======== Material for the task

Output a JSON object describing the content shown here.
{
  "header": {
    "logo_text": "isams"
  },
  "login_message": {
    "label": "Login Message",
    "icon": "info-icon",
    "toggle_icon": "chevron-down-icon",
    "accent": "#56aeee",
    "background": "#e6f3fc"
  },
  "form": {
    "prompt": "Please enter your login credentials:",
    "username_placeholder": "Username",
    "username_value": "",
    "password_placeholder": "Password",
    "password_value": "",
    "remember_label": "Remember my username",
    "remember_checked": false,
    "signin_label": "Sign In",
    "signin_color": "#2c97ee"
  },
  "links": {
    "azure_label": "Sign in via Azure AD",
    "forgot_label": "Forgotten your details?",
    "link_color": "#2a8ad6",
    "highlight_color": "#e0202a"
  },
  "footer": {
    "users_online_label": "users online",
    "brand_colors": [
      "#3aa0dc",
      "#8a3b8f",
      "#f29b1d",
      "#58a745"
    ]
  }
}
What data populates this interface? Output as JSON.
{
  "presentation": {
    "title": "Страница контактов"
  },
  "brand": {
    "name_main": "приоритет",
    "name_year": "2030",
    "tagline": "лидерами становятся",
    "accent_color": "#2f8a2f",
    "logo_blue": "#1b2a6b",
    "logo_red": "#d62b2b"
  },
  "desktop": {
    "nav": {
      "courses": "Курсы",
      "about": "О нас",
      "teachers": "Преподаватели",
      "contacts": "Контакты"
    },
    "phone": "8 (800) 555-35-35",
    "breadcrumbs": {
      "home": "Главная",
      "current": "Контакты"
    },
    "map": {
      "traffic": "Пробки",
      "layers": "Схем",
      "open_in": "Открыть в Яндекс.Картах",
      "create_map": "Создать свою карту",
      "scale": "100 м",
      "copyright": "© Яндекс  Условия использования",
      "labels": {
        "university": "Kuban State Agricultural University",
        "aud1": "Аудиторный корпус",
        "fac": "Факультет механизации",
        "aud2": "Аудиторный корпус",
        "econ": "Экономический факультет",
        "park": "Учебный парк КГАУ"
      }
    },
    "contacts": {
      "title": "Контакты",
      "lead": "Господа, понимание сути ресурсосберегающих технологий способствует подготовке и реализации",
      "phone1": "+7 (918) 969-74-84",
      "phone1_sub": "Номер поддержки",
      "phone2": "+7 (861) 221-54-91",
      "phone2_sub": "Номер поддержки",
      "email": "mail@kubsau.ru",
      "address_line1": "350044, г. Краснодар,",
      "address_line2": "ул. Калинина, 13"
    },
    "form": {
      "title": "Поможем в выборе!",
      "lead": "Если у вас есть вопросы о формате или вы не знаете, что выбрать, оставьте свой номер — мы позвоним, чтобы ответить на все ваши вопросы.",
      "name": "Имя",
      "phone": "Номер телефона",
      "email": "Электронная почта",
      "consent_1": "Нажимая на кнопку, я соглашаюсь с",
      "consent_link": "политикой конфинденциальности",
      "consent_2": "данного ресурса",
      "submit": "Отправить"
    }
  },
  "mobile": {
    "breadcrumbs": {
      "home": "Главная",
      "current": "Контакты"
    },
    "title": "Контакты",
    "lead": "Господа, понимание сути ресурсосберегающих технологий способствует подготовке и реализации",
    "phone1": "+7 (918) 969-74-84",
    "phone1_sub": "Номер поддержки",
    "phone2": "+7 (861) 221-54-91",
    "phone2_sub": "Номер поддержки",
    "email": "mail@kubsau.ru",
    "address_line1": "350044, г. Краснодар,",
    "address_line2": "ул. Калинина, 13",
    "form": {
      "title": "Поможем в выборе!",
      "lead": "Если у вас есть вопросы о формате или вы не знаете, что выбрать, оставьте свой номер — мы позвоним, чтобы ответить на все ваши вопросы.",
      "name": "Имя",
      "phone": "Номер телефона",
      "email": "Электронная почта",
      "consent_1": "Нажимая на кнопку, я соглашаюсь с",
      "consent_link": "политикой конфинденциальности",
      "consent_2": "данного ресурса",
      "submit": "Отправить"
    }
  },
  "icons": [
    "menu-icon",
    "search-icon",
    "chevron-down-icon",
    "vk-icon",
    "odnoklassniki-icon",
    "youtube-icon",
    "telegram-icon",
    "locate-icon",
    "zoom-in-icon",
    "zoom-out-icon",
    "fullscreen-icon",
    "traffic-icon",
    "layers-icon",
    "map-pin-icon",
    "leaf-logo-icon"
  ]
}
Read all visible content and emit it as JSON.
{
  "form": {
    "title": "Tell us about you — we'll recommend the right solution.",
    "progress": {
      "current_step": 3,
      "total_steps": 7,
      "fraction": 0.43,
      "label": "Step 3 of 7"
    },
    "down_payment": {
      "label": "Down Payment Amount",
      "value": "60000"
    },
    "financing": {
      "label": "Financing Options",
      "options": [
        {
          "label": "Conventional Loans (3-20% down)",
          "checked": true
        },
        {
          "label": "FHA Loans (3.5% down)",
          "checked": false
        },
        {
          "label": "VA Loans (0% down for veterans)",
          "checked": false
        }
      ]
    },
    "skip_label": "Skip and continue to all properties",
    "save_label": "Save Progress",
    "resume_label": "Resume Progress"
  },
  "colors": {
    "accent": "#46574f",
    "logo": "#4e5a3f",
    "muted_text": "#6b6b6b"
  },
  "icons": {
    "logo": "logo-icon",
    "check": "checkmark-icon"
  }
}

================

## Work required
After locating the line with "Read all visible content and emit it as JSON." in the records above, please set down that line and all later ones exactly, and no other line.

## Completed task
Read all visible content and emit it as JSON.
{
  "form": {
    "title": "Tell us about you — we'll recommend the right solution.",
    "progress": {
      "current_step": 3,
      "total_steps": 7,
      "fraction": 0.43,
      "label": "Step 3 of 7"
    },
    "down_payment": {
      "label": "Down Payment Amount",
      "value": "60000"
    },
    "financing": {
      "label": "Financing Options",
      "options": [
        {
          "label": "Conventional Loans (3-20% down)",
          "checked": true
        },
        {
          "label": "FHA Loans (3.5% down)",
          "checked": false
        },
        {
          "label": "VA Loans (0% down for veterans)",
          "checked": false
        }
      ]
    },
    "skip_label": "Skip and continue to all properties",
    "save_label": "Save Progress",
    "resume_label": "Resume Progress"
  },
  "colors": {
    "accent": "#46574f",
    "logo": "#4e5a3f",
    "muted_text": "#6b6b6b"
  },
  "icons": {
    "logo": "logo-icon",
    "check": "checkmark-icon"
  }
}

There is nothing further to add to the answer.